3. Ayyaathorai (Bharadwaj/Balram/Raghavendhar)

This is a typical number glorifying the hero. Accompanied by many percussion instruments, this is a loud and larger-than-life song. The choice of singers also gives you a clue about the essential nature of it all. The orchestration is certainly heavy-handed.

4. Suthipoda Venama (Thipu, Madhumitha)

Thippu is a belter. He doesn't hold back on anything. He just gives a wallop. He now seems to specialize in rural numbers. Madhumitha is an apt foil for him. The song has the romantic feel all through. The incorporation of Nadaswaram and Thavil is indeed skilful. The instrumentation is of the highest order.

5. Ayyathorai (Bharadwaj)
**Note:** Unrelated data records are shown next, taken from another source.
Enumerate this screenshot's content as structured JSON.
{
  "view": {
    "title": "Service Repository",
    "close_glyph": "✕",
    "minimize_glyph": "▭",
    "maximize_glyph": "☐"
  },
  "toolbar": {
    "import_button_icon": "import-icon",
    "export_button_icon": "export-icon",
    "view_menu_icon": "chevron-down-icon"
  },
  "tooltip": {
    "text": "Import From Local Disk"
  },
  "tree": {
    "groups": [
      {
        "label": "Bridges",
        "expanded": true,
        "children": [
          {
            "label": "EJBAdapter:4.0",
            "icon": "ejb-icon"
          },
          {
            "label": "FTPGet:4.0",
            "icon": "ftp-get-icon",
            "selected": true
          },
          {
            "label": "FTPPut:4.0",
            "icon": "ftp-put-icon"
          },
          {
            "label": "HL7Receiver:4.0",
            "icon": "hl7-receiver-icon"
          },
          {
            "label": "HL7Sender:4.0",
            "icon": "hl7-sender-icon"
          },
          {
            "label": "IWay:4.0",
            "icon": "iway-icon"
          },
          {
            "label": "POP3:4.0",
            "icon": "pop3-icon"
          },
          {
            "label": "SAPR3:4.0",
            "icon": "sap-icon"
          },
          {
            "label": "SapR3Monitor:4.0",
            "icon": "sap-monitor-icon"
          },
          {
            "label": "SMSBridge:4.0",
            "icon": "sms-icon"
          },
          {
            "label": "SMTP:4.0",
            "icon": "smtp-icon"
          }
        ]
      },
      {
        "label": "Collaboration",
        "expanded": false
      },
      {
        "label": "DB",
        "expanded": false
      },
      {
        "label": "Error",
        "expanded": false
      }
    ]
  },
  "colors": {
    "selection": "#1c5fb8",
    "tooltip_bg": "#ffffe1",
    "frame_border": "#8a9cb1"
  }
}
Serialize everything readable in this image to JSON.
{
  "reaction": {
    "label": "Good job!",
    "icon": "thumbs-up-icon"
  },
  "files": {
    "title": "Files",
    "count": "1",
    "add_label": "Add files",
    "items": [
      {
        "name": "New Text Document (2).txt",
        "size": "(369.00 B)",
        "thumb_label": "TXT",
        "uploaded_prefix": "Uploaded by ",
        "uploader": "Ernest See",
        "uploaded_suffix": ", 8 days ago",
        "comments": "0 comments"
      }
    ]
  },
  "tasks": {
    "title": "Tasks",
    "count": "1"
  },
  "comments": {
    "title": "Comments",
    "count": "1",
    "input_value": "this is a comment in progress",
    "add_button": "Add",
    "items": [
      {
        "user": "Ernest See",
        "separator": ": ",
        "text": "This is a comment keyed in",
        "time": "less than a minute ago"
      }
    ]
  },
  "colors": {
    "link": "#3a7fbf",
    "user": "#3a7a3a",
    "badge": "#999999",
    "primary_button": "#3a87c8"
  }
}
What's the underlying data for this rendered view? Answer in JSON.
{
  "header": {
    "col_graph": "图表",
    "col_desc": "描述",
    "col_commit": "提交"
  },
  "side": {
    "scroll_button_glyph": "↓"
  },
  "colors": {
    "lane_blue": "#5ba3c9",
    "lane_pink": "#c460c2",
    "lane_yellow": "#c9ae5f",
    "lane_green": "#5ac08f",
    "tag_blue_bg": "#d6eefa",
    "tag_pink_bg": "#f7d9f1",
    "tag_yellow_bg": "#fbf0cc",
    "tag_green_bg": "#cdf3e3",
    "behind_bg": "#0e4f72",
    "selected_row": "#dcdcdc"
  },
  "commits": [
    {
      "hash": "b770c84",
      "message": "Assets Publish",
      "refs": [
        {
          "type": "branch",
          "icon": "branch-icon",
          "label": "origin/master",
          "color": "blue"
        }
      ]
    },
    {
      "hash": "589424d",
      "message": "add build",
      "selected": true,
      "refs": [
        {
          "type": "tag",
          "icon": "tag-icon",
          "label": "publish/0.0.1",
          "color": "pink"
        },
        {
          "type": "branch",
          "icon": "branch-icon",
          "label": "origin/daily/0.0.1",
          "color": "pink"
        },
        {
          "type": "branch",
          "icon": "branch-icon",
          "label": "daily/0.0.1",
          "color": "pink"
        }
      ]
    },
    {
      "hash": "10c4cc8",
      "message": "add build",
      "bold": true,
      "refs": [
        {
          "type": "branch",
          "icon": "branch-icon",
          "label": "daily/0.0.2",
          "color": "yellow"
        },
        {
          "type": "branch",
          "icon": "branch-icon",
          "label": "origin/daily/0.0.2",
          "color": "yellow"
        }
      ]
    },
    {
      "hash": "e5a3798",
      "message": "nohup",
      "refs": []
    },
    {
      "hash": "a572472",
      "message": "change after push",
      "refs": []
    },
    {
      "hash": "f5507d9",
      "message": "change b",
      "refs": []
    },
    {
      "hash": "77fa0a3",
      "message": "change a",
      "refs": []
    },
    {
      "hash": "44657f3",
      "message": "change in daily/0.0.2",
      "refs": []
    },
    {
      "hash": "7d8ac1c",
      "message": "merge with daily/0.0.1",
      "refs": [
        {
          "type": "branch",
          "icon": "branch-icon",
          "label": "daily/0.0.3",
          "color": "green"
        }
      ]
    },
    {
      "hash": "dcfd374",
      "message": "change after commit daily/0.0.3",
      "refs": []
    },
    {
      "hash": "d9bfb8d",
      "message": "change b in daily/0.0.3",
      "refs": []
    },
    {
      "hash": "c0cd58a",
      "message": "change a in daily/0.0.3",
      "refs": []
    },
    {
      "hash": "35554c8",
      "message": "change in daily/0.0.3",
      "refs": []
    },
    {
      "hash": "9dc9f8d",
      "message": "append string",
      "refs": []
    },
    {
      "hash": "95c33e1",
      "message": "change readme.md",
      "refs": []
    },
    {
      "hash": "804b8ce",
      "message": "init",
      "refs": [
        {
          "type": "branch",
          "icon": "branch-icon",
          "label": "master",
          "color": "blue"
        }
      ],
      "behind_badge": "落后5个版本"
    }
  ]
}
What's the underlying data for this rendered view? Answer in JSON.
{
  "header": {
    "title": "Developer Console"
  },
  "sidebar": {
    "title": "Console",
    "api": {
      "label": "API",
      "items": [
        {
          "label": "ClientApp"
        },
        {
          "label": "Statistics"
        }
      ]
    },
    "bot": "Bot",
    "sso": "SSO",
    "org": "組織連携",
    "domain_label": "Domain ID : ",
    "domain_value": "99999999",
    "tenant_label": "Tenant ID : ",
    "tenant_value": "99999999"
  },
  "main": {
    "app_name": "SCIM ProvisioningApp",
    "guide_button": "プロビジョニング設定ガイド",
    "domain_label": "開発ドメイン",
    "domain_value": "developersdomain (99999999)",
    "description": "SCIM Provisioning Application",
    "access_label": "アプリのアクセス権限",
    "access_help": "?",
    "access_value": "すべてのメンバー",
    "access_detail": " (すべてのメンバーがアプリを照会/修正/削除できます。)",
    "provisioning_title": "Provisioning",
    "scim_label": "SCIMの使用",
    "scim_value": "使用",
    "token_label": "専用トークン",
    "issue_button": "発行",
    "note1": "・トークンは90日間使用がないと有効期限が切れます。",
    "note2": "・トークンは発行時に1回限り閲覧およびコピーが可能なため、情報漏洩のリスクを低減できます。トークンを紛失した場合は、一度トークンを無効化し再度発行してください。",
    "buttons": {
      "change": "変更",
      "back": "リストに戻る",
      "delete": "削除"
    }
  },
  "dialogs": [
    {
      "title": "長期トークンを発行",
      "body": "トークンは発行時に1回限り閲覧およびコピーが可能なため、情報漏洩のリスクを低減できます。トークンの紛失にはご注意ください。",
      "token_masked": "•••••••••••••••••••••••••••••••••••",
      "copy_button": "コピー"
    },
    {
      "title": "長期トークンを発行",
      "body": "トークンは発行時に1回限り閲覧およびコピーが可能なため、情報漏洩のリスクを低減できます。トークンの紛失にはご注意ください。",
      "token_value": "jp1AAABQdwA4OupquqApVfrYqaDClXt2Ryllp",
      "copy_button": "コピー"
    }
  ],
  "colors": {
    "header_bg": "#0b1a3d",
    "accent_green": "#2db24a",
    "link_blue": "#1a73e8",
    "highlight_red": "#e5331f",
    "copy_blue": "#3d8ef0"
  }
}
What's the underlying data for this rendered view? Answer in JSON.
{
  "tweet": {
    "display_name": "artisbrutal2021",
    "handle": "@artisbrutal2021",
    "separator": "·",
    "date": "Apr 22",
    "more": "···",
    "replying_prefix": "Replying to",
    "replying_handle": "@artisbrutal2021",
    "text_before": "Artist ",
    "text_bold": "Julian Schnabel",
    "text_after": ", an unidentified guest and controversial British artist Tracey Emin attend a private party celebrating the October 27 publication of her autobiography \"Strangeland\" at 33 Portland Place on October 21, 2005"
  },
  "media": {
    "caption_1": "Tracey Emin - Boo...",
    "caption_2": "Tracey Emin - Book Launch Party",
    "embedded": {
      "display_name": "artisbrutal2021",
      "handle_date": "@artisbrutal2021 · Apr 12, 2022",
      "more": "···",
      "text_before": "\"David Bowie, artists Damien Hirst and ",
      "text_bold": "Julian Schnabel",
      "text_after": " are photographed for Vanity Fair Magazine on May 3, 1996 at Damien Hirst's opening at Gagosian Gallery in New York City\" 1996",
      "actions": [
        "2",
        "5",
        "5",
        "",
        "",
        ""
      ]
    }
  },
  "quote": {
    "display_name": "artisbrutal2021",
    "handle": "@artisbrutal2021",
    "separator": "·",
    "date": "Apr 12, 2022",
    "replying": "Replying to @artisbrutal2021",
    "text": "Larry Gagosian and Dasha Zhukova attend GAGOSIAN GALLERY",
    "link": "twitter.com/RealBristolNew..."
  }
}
It's a sad and a slow number perhaps sung when the hero is in distress. This small brief song has no accompaniment of any orchestra or instruments.Perhaps, it is fit for the screens and the theme of the movie.

6. Thamiraparani Rani ( KK/Shreya Ghosal)
It's perhaps the pick of the album for it is racy as well as melodious. Bahardwaj is one music director who seamlessly includes classical tunes in his numbers. He does that here too with ease and conviction. Shreya Ghosal's honey voice adds value to the number. The orchestration is rich and varied. The choice of instruments is sensational.

Bharadwaj has quite simply delivered. Period.